Records drawn from a dataset:
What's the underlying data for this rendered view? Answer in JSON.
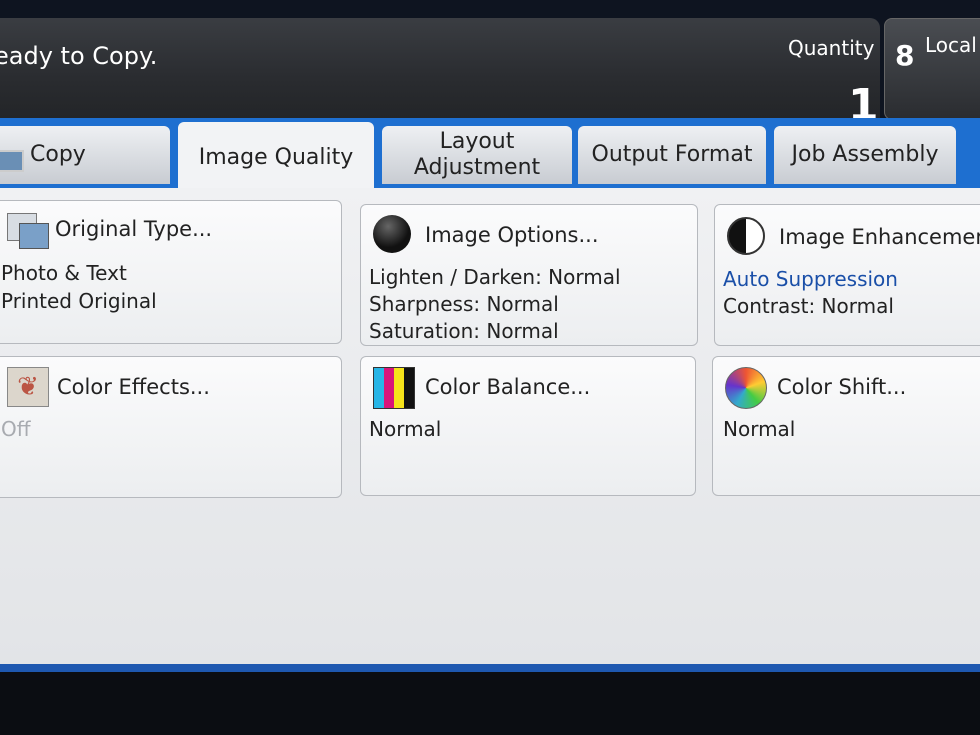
{
  "header": {
    "status": "eady to Copy.",
    "quantity_label": "Quantity",
    "quantity_value": "1",
    "local_label": "Local"
  },
  "tabs": [
    {
      "label": "Copy"
    },
    {
      "label": "Image Quality"
    },
    {
      "label": "Layout Adjustment"
    },
    {
      "label": "Output Format"
    },
    {
      "label": "Job Assembly"
    }
  ],
  "tiles": {
    "original_type": {
      "title": "Original Type...",
      "lines": [
        "Photo & Text",
        "Printed Original"
      ]
    },
    "image_options": {
      "title": "Image Options...",
      "lines": [
        "Lighten / Darken: Normal",
        "Sharpness: Normal",
        "Saturation: Normal"
      ]
    },
    "image_enhancement": {
      "title": "Image Enhancemer",
      "lines": [
        "Auto Suppression",
        "Contrast: Normal"
      ]
    },
    "color_effects": {
      "title": "Color Effects...",
      "lines": [
        "Off"
      ]
    },
    "color_balance": {
      "title": "Color Balance...",
      "lines": [
        "Normal"
      ]
    },
    "color_shift": {
      "title": "Color Shift...",
      "lines": [
        "Normal"
      ]
    }
  },
  "colors": {
    "tab_band": "#1e6fd0",
    "link_text": "#1a4fa8",
    "disabled_text": "#a8abb0"
  }
}
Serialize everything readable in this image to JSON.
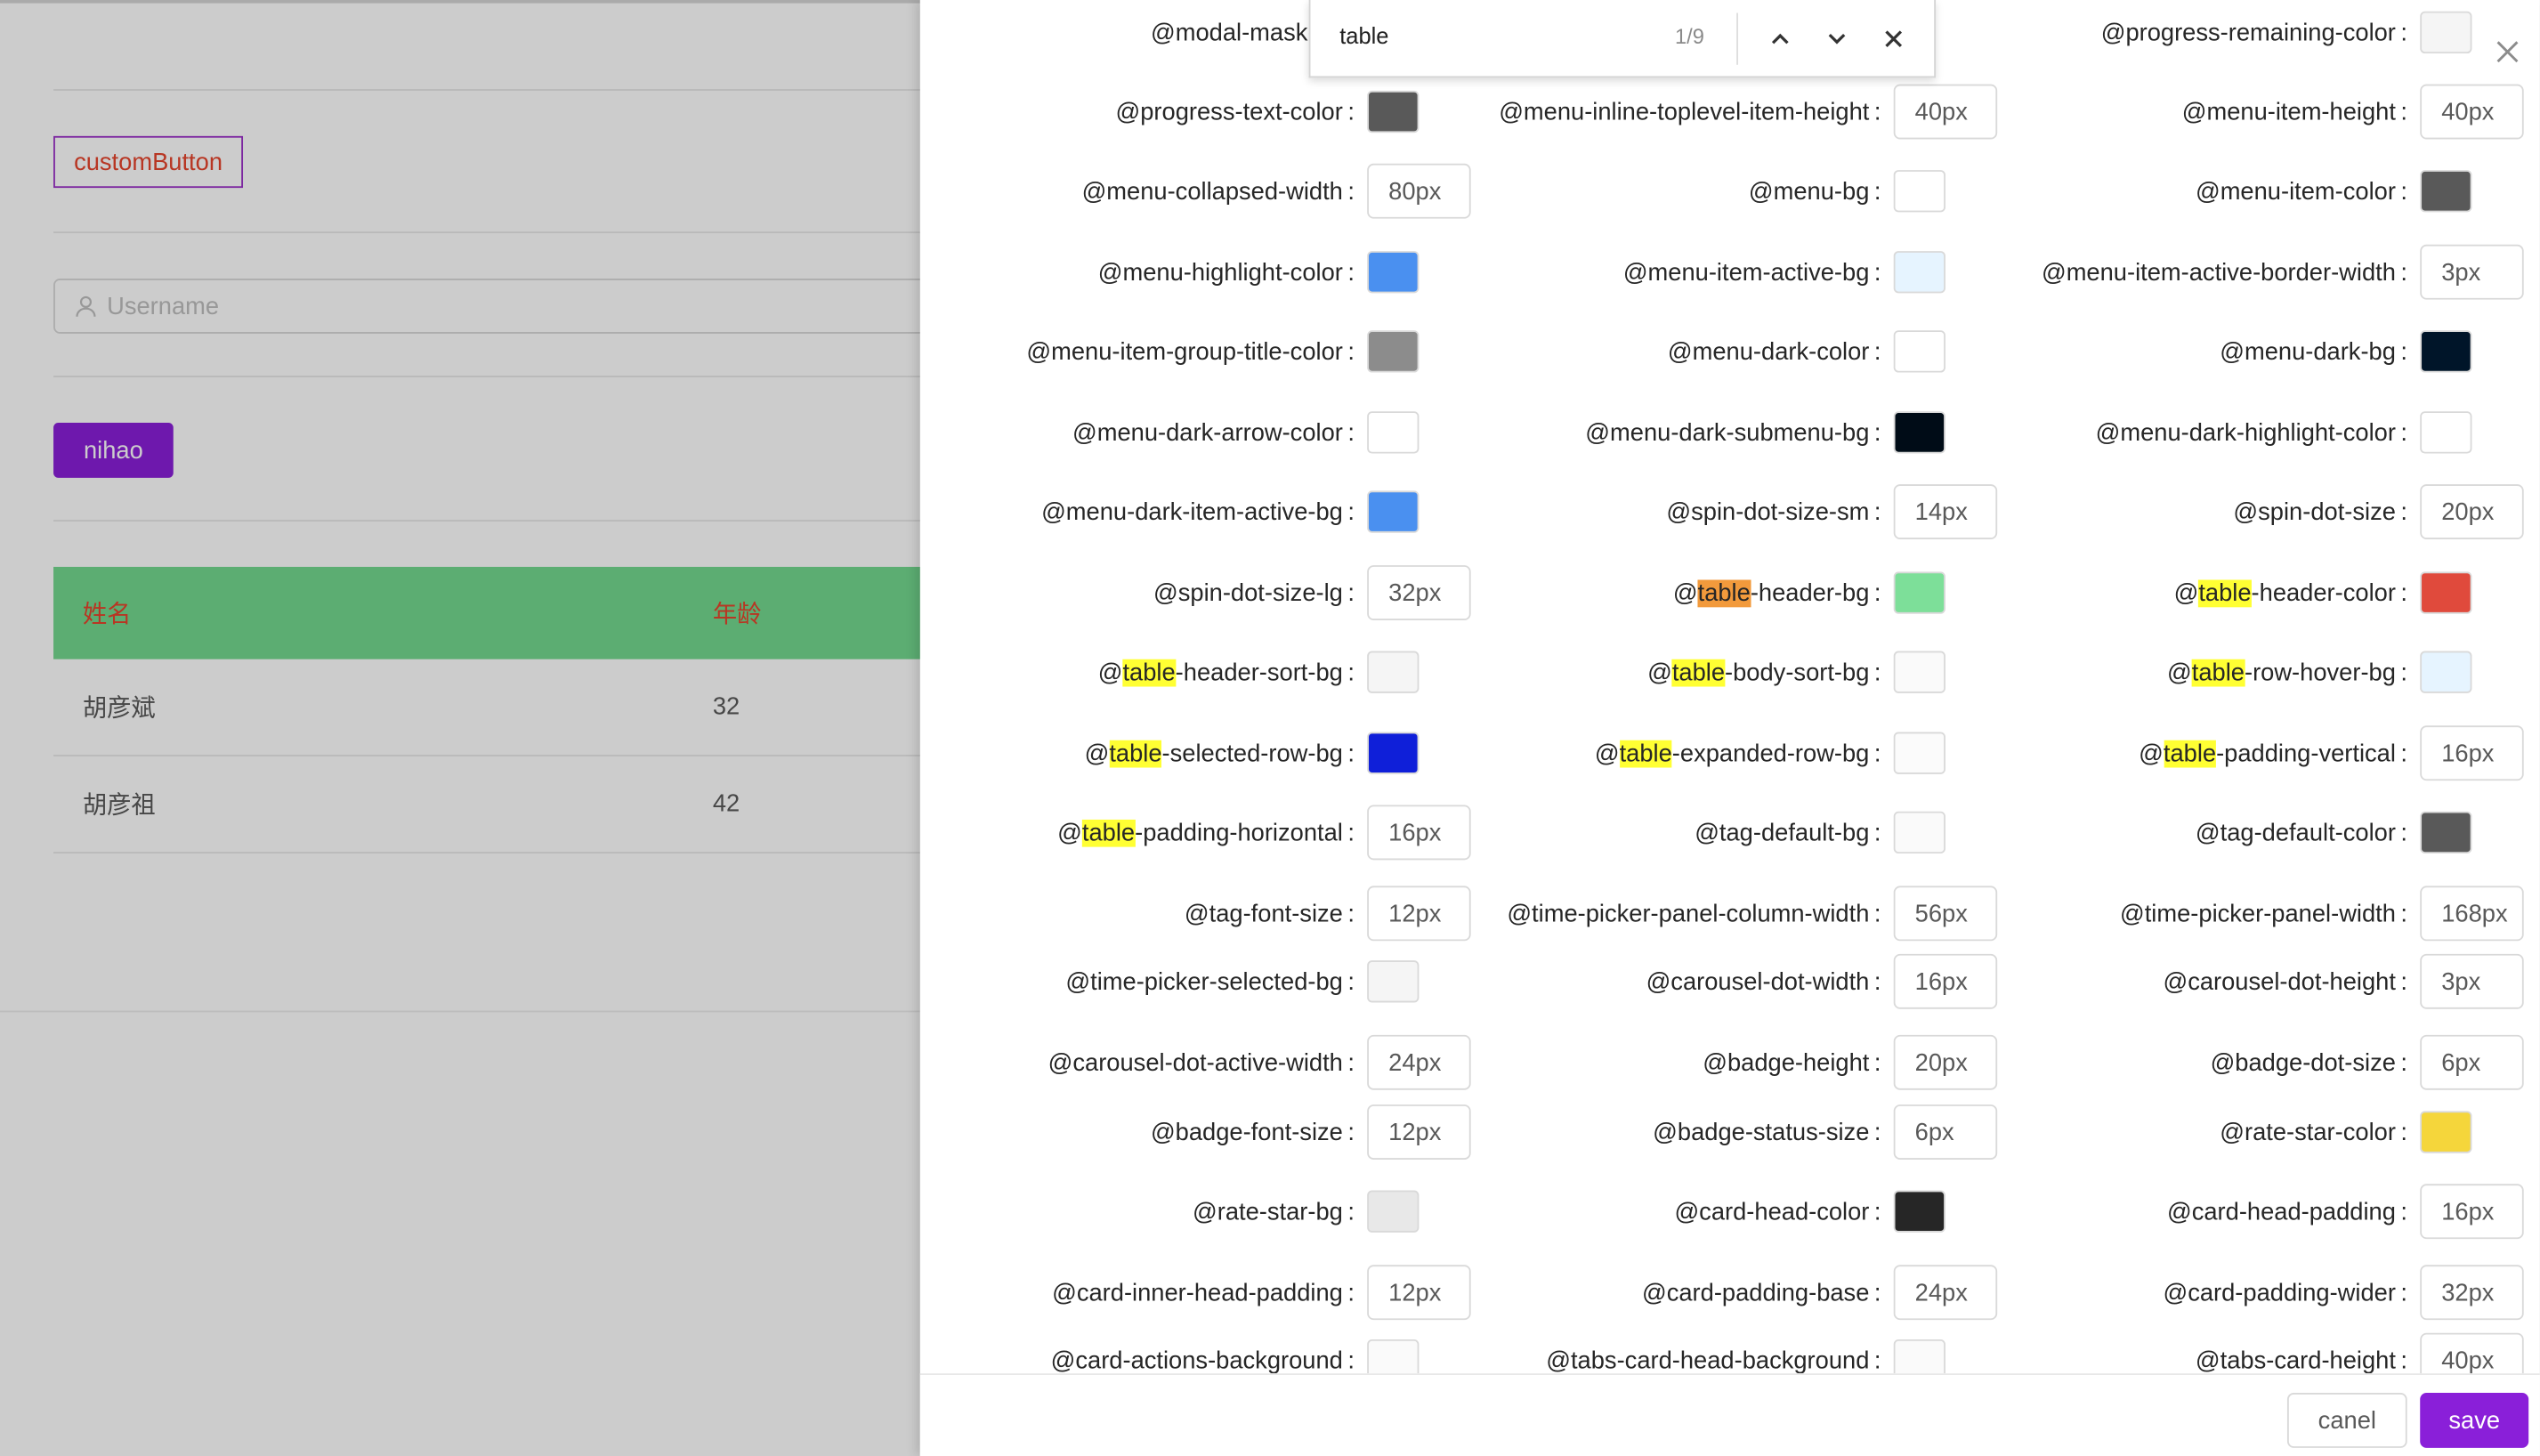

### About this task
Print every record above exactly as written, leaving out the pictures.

### Task result
What's the underlying data for this rendered view? Answer in JSON.
{
  "header": {
    "status": "eady to Copy.",
    "quantity_label": "Quantity",
    "quantity_value": "1",
    "local_label": "Local"
  },
  "tabs": [
    {
      "label": "Copy"
    },
    {
      "label": "Image Quality"
    },
    {
      "label": "Layout Adjustment"
    },
    {
      "label": "Output Format"
    },
    {
      "label": "Job Assembly"
    }
  ],
  "tiles": {
    "original_type": {
      "title": "Original Type...",
      "lines": [
        "Photo & Text",
        "Printed Original"
      ]
    },
    "image_options": {
      "title": "Image Options...",
      "lines": [
        "Lighten / Darken: Normal",
        "Sharpness: Normal",
        "Saturation: Normal"
      ]
    },
    "image_enhancement": {
      "title": "Image Enhancemer",
      "lines": [
        "Auto Suppression",
        "Contrast: Normal"
      ]
    },
    "color_effects": {
      "title": "Color Effects...",
      "lines": [
        "Off"
      ]
    },
    "color_balance": {
      "title": "Color Balance...",
      "lines": [
        "Normal"
      ]
    },
    "color_shift": {
      "title": "Color Shift...",
      "lines": [
        "Normal"
      ]
    }
  },
  "colors": {
    "tab_band": "#1e6fd0",
    "link_text": "#1a4fa8",
    "disabled_text": "#a8abb0"
  }
}
Serialize everything readable in this image to JSON.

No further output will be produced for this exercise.